Required action:
Each record below must be written out again in exactly the same form.

Task data:

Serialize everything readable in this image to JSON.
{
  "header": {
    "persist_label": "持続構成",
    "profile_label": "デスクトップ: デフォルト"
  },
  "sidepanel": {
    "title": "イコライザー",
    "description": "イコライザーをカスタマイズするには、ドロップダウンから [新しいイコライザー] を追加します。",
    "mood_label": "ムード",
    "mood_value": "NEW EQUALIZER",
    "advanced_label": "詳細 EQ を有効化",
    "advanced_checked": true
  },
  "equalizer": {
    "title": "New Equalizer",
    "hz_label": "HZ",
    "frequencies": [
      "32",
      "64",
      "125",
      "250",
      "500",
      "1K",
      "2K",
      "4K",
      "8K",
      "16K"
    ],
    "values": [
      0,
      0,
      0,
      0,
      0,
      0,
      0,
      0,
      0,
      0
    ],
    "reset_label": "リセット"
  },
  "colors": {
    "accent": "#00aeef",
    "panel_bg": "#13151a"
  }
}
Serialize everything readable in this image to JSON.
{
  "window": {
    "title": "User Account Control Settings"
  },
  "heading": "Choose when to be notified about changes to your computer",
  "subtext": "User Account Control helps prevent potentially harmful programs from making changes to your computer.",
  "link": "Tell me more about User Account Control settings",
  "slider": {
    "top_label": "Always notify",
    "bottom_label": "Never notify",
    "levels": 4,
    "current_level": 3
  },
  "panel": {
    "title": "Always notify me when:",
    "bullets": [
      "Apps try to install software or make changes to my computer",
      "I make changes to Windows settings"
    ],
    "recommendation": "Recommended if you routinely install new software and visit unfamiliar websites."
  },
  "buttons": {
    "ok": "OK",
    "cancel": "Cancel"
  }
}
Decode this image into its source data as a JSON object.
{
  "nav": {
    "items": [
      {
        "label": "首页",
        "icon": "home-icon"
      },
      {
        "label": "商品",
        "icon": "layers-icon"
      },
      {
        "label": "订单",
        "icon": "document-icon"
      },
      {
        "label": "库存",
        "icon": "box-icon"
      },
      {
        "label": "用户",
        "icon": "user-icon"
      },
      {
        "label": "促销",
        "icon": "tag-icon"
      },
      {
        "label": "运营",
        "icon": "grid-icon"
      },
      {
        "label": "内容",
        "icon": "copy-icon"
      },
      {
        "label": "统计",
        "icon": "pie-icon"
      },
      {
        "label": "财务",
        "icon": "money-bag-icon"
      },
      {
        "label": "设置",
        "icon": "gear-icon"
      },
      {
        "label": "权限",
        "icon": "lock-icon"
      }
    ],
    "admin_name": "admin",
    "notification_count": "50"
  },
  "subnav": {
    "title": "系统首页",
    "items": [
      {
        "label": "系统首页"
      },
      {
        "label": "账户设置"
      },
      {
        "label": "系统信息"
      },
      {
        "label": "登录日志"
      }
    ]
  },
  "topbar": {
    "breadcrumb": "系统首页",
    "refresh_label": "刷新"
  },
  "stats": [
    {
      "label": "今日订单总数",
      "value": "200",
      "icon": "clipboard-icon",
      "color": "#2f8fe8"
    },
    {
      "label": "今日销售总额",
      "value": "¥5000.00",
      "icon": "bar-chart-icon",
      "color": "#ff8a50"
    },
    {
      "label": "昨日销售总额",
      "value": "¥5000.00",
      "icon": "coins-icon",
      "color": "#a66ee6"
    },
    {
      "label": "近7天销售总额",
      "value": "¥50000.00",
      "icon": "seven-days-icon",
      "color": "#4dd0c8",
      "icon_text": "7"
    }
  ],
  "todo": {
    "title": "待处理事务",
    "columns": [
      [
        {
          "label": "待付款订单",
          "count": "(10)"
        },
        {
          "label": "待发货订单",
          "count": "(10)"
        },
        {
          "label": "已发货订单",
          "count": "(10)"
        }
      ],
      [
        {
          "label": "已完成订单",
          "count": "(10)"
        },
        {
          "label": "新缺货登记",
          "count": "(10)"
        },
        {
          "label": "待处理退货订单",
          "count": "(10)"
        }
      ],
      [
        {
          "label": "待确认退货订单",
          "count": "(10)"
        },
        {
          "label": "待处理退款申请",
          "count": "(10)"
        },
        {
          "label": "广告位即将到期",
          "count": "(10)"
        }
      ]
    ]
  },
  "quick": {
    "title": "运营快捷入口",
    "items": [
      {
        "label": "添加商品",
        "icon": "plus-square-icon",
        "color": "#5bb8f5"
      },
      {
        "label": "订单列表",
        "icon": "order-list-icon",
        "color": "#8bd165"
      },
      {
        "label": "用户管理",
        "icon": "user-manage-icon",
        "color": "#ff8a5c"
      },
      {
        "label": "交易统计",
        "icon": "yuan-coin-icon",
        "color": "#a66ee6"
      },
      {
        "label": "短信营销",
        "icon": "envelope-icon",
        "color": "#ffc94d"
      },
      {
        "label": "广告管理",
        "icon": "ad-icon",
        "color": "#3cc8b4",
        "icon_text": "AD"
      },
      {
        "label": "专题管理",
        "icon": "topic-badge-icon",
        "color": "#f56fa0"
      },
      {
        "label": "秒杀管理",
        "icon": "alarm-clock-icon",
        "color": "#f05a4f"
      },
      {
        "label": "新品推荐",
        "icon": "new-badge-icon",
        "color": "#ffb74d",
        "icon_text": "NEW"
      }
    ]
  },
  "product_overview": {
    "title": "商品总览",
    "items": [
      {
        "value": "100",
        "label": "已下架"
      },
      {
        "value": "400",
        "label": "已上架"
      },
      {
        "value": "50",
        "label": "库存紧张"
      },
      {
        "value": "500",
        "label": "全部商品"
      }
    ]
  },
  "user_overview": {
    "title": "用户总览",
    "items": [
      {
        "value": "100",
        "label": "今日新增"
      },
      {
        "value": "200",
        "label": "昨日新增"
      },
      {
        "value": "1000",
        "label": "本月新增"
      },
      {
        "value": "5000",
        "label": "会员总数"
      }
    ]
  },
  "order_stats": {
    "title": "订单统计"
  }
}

Written response:
Serialize everything readable in this image to JSON.
{
  "header": {
    "persist_label": "持続構成",
    "profile_label": "デスクトップ: デフォルト"
  },
  "sidepanel": {
    "title": "イコライザー",
    "description": "イコライザーをカスタマイズするには、ドロップダウンから [新しいイコライザー] を追加します。",
    "mood_label": "ムード",
    "mood_value": "NEW EQUALIZER",
    "advanced_label": "詳細 EQ を有効化",
    "advanced_checked": true
  },
  "equalizer": {
    "title": "New Equalizer",
    "hz_label": "HZ",
    "frequencies": [
      "32",
      "64",
      "125",
      "250",
      "500",
      "1K",
      "2K",
      "4K",
      "8K",
      "16K"
    ],
    "values": [
      0,
      0,
      0,
      0,
      0,
      0,
      0,
      0,
      0,
      0
    ],
    "reset_label": "リセット"
  },
  "colors": {
    "accent": "#00aeef",
    "panel_bg": "#13151a"
  }
}
Serialize everything readable in this image to JSON.
{
  "window": {
    "title": "User Account Control Settings"
  },
  "heading": "Choose when to be notified about changes to your computer",
  "subtext": "User Account Control helps prevent potentially harmful programs from making changes to your computer.",
  "link": "Tell me more about User Account Control settings",
  "slider": {
    "top_label": "Always notify",
    "bottom_label": "Never notify",
    "levels": 4,
    "current_level": 3
  },
  "panel": {
    "title": "Always notify me when:",
    "bullets": [
      "Apps try to install software or make changes to my computer",
      "I make changes to Windows settings"
    ],
    "recommendation": "Recommended if you routinely install new software and visit unfamiliar websites."
  },
  "buttons": {
    "ok": "OK",
    "cancel": "Cancel"
  }
}
Decode this image into its source data as a JSON object.
{
  "nav": {
    "items": [
      {
        "label": "首页",
        "icon": "home-icon"
      },
      {
        "label": "商品",
        "icon": "layers-icon"
      },
      {
        "label": "订单",
        "icon": "document-icon"
      },
      {
        "label": "库存",
        "icon": "box-icon"
      },
      {
        "label": "用户",
        "icon": "user-icon"
      },
      {
        "label": "促销",
        "icon": "tag-icon"
      },
      {
        "label": "运营",
        "icon": "grid-icon"
      },
      {
        "label": "内容",
        "icon": "copy-icon"
      },
      {
        "label": "统计",
        "icon": "pie-icon"
      },
      {
        "label": "财务",
        "icon": "money-bag-icon"
      },
      {
        "label": "设置",
        "icon": "gear-icon"
      },
      {
        "label": "权限",
        "icon": "lock-icon"
      }
    ],
    "admin_name": "admin",
    "notification_count": "50"
  },
  "subnav": {
    "title": "系统首页",
    "items": [
      {
        "label": "系统首页"
      },
      {
        "label": "账户设置"
      },
      {
        "label": "系统信息"
      },
      {
        "label": "登录日志"
      }
    ]
  },
  "topbar": {
    "breadcrumb": "系统首页",
    "refresh_label": "刷新"
  },
  "stats": [
    {
      "label": "今日订单总数",
      "value": "200",
      "icon": "clipboard-icon",
      "color": "#2f8fe8"
    },
    {
      "label": "今日销售总额",
      "value": "¥5000.00",
      "icon": "bar-chart-icon",
      "color": "#ff8a50"
    },
    {
      "label": "昨日销售总额",
      "value": "¥5000.00",
      "icon": "coins-icon",
      "color": "#a66ee6"
    },
    {
      "label": "近7天销售总额",
      "value": "¥50000.00",
      "icon": "seven-days-icon",
      "color": "#4dd0c8",
      "icon_text": "7"
    }
  ],
  "todo": {
    "title": "待处理事务",
    "columns": [
      [
        {
          "label": "待付款订单",
          "count": "(10)"
        },
        {
          "label": "待发货订单",
          "count": "(10)"
        },
        {
          "label": "已发货订单",
          "count": "(10)"
        }
      ],
      [
        {
          "label": "已完成订单",
          "count": "(10)"
        },
        {
          "label": "新缺货登记",
          "count": "(10)"
        },
        {
          "label": "待处理退货订单",
          "count": "(10)"
        }
      ],
      [
        {
          "label": "待确认退货订单",
          "count": "(10)"
        },
        {
          "label": "待处理退款申请",
          "count": "(10)"
        },
        {
          "label": "广告位即将到期",
          "count": "(10)"
        }
      ]
    ]
  },
  "quick": {
    "title": "运营快捷入口",
    "items": [
      {
        "label": "添加商品",
        "icon": "plus-square-icon",
        "color": "#5bb8f5"
      },
      {
        "label": "订单列表",
        "icon": "order-list-icon",
        "color": "#8bd165"
      },
      {
        "label": "用户管理",
        "icon": "user-manage-icon",
        "color": "#ff8a5c"
      },
      {
        "label": "交易统计",
        "icon": "yuan-coin-icon",
        "color": "#a66ee6"
      },
      {
        "label": "短信营销",
        "icon": "envelope-icon",
        "color": "#ffc94d"
      },
      {
        "label": "广告管理",
        "icon": "ad-icon",
        "color": "#3cc8b4",
        "icon_text": "AD"
      },
      {
        "label": "专题管理",
        "icon": "topic-badge-icon",
        "color": "#f56fa0"
      },
      {
        "label": "秒杀管理",
        "icon": "alarm-clock-icon",
        "color": "#f05a4f"
      },
      {
        "label": "新品推荐",
        "icon": "new-badge-icon",
        "color": "#ffb74d",
        "icon_text": "NEW"
      }
    ]
  },
  "product_overview": {
    "title": "商品总览",
    "items": [
      {
        "value": "100",
        "label": "已下架"
      },
      {
        "value": "400",
        "label": "已上架"
      },
      {
        "value": "50",
        "label": "库存紧张"
      },
      {
        "value": "500",
        "label": "全部商品"
      }
    ]
  },
  "user_overview": {
    "title": "用户总览",
    "items": [
      {
        "value": "100",
        "label": "今日新增"
      },
      {
        "value": "200",
        "label": "昨日新增"
      },
      {
        "value": "1000",
        "label": "本月新增"
      },
      {
        "value": "5000",
        "label": "会员总数"
      }
    ]
  },
  "order_stats": {
    "title": "订单统计"
  }
}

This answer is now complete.